Via the economics blog Marginal Revolution, this excerpt from the book "Enemy of All Mankind" on Indian textile science:
What made Indian cotton unique was not the threads themselves, but rather their color. Making cotton fiber receptive to vibrant dyes like madder, henna, or turmeric was less a matter of inventing mechanical contraptions as it was dreaming up chemical experiments. The waxy cellulose of the cotton fiber naturally repels vegetable dyes….The process of transforming cotton into a fabric that can by dyed with shades other than indigo is known as “animalizing” the fiber, presumably because so much of it involves excretions from ordinary farm animals. First, dyes would bleach the fiber with sour milk; then they attacked it with a range of protein-heavy substances: goat urine, camel dung, blood. Metallic salts were then combined with the dyes to create a mordant that permeated the core of the fiber.

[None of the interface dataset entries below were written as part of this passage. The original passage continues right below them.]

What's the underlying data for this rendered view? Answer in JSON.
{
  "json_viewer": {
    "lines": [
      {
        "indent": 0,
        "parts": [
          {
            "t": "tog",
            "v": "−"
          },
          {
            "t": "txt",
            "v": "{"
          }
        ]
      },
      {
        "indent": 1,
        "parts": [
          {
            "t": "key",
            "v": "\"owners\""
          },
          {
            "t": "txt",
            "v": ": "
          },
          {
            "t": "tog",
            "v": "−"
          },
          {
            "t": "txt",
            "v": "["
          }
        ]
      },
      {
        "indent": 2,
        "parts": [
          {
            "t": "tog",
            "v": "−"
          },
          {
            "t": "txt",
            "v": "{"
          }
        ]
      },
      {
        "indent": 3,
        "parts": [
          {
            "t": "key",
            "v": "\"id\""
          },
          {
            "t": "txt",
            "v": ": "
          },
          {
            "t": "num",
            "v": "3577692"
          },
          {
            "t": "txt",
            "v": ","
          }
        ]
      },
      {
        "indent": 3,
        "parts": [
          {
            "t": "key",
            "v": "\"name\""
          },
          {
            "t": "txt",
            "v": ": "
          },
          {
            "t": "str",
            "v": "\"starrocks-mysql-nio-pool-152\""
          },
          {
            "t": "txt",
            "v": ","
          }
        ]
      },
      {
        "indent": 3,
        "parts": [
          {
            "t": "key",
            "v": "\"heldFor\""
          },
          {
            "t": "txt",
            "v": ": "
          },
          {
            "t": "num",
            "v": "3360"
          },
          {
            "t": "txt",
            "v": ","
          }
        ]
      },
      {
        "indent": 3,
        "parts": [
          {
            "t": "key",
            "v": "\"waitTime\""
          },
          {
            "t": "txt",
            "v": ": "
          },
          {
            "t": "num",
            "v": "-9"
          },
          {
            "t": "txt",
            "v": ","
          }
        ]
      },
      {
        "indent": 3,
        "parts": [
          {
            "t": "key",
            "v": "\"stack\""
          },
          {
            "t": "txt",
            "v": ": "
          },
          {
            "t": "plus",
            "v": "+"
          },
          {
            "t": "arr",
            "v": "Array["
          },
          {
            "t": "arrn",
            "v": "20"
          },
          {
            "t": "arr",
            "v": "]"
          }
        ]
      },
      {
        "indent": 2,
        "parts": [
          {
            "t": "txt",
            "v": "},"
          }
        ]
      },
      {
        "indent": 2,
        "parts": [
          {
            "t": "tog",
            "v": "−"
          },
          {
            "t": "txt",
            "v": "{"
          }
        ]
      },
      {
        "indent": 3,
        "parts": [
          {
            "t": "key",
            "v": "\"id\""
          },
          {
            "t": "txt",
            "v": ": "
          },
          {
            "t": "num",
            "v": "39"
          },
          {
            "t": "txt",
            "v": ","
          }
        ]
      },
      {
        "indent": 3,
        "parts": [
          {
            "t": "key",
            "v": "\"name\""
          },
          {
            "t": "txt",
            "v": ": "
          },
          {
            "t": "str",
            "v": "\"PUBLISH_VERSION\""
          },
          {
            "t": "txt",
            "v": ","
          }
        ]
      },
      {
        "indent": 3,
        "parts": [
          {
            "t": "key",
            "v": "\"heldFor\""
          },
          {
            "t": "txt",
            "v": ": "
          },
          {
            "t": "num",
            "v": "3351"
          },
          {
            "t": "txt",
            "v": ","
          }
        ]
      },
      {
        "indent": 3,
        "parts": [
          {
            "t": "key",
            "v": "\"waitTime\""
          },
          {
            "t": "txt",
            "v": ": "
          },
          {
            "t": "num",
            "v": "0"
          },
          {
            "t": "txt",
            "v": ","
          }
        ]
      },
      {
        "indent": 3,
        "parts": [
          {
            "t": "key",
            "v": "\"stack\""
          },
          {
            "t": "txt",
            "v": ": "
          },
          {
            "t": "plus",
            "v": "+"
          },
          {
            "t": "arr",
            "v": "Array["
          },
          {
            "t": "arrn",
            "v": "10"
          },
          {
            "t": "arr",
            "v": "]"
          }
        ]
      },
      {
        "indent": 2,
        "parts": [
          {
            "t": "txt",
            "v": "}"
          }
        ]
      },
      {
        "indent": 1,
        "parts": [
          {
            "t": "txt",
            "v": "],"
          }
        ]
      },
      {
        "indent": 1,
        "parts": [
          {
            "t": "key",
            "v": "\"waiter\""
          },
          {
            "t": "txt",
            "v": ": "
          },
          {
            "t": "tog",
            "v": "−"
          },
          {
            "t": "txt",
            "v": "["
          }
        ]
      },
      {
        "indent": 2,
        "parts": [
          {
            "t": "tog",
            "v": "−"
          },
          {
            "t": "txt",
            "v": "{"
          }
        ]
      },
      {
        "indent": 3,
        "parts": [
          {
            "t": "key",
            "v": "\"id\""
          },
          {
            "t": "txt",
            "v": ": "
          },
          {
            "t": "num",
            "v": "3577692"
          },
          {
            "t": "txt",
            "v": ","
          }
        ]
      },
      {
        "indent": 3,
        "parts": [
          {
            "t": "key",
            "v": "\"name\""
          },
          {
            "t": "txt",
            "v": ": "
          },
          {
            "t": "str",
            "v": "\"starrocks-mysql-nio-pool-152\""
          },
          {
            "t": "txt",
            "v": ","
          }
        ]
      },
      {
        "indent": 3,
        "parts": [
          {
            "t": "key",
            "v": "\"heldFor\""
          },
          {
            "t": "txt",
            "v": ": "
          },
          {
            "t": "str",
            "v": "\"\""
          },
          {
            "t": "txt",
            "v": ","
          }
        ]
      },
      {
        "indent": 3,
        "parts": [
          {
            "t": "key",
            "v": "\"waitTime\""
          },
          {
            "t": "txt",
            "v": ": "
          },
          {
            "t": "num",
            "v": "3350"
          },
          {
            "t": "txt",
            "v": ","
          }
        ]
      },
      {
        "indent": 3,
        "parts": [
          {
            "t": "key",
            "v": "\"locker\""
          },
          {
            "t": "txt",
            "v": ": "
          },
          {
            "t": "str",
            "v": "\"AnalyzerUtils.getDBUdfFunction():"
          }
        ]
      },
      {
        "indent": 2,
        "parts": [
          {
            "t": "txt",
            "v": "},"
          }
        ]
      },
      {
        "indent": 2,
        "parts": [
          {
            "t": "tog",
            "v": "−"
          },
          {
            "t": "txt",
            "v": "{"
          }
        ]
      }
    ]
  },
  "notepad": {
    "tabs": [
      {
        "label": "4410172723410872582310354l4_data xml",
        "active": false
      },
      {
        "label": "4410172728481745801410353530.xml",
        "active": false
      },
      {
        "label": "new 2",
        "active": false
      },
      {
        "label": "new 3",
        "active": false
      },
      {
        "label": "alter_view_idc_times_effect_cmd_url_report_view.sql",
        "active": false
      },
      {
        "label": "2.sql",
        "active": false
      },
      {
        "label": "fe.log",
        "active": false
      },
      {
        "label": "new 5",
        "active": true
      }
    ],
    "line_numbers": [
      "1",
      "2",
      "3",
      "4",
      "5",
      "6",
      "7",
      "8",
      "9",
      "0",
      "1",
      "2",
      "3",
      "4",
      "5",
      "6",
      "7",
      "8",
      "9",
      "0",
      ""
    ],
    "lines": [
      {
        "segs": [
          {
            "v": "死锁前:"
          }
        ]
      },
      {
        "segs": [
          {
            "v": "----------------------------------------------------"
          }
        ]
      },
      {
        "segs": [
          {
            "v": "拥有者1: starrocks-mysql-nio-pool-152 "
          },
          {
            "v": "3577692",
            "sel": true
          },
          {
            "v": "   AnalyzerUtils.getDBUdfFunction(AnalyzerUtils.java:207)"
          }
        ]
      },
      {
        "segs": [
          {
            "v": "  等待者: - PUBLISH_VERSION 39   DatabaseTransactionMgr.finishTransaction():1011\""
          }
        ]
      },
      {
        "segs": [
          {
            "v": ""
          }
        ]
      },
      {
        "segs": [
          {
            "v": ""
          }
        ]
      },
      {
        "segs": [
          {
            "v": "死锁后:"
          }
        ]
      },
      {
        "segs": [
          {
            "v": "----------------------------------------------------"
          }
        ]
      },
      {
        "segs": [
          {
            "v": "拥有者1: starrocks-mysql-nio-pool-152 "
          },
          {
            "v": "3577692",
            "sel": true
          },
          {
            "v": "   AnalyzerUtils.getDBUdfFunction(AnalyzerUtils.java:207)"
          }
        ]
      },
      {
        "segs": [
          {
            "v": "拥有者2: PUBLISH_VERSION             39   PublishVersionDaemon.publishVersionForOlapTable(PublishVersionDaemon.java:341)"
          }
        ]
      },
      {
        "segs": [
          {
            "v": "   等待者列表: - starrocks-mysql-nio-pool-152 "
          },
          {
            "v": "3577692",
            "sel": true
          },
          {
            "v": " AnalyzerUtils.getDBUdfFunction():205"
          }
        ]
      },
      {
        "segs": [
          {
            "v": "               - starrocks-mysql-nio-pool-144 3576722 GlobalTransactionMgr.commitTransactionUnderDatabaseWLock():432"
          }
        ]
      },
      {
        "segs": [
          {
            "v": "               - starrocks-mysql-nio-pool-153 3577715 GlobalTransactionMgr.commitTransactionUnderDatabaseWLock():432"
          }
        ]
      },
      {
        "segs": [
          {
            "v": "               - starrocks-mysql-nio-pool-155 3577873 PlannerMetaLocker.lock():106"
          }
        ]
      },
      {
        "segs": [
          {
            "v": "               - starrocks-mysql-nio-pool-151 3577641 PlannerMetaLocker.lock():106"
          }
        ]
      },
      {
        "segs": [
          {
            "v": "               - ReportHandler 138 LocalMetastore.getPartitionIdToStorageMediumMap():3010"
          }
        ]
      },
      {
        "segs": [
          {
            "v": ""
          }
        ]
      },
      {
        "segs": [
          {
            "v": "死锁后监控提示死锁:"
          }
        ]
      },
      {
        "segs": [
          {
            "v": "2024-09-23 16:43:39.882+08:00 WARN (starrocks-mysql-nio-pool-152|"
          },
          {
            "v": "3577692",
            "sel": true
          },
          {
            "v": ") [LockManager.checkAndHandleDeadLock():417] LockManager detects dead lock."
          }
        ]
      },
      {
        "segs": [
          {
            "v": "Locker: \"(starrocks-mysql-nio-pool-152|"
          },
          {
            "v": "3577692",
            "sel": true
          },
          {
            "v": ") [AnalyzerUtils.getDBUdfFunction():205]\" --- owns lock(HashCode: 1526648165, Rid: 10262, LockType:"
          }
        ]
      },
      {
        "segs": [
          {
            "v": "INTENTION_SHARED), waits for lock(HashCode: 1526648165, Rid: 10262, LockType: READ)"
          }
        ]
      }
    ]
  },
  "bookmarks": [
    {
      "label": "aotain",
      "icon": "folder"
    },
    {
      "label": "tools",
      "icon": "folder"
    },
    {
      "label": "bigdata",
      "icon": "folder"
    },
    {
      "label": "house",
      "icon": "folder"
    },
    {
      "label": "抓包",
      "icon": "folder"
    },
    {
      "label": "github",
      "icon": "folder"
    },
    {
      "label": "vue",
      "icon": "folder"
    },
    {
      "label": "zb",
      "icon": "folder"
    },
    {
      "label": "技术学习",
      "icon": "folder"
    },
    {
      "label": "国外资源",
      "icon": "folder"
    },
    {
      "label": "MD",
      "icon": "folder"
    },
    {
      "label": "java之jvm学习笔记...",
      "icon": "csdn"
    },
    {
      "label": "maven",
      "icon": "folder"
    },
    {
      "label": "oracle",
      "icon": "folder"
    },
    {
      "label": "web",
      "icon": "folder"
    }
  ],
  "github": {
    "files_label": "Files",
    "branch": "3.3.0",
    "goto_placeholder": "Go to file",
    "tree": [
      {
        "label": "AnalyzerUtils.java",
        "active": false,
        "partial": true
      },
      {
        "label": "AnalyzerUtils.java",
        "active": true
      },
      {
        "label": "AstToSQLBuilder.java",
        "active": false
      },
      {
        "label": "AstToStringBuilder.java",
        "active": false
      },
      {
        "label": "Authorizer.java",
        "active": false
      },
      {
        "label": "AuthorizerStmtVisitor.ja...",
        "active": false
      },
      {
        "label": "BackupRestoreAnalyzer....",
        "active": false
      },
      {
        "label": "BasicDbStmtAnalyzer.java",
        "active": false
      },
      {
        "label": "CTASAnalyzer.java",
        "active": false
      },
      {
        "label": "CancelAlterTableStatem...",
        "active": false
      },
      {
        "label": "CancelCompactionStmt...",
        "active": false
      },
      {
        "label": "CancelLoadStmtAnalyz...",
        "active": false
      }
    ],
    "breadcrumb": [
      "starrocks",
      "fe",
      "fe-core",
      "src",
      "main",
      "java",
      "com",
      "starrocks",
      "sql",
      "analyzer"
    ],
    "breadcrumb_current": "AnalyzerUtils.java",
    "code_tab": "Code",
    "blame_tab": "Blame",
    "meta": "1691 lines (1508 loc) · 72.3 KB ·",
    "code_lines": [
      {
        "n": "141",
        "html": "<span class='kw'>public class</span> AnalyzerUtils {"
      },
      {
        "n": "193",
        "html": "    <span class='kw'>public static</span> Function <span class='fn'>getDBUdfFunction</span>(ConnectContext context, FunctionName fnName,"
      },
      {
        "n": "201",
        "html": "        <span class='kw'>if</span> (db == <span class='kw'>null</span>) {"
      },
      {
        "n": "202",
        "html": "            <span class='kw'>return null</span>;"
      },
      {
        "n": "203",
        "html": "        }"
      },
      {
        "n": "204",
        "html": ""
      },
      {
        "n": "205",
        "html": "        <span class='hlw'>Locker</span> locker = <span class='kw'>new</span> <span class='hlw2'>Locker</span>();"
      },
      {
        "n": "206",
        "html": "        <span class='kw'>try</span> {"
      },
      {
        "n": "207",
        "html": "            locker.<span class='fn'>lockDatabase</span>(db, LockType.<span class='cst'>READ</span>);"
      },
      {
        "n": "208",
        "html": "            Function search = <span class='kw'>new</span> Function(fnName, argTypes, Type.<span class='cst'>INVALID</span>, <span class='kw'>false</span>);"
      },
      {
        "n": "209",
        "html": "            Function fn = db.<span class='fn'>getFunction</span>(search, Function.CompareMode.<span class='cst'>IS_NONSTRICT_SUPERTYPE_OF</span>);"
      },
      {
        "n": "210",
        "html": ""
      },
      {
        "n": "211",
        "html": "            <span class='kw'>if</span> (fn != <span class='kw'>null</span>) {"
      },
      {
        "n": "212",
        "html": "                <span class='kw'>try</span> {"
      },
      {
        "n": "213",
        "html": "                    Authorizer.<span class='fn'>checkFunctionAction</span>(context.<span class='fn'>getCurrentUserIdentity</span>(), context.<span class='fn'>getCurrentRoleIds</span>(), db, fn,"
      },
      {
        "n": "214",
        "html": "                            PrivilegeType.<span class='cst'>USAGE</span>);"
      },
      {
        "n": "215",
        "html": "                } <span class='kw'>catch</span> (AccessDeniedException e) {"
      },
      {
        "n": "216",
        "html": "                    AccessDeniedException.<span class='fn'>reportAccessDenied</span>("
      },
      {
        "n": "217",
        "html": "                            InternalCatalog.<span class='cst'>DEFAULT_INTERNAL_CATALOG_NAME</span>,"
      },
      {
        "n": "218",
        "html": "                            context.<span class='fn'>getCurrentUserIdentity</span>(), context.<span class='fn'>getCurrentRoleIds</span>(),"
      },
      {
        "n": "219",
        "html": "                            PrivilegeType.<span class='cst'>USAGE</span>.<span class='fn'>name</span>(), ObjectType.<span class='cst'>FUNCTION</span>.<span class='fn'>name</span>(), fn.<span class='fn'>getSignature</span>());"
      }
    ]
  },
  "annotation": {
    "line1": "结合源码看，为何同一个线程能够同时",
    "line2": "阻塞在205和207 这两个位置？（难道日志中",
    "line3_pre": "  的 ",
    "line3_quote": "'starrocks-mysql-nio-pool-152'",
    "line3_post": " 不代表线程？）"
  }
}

…The result was a [soft] fabric that could both display brilliant patterns of color and retain that color after multiple washings. No fabric in human history had combined those properties into a single cloth.
Sounds like the fabric workshops would be a joy to visit and smell. (What is the bleaching reagent in sour milk? the lactic acid?)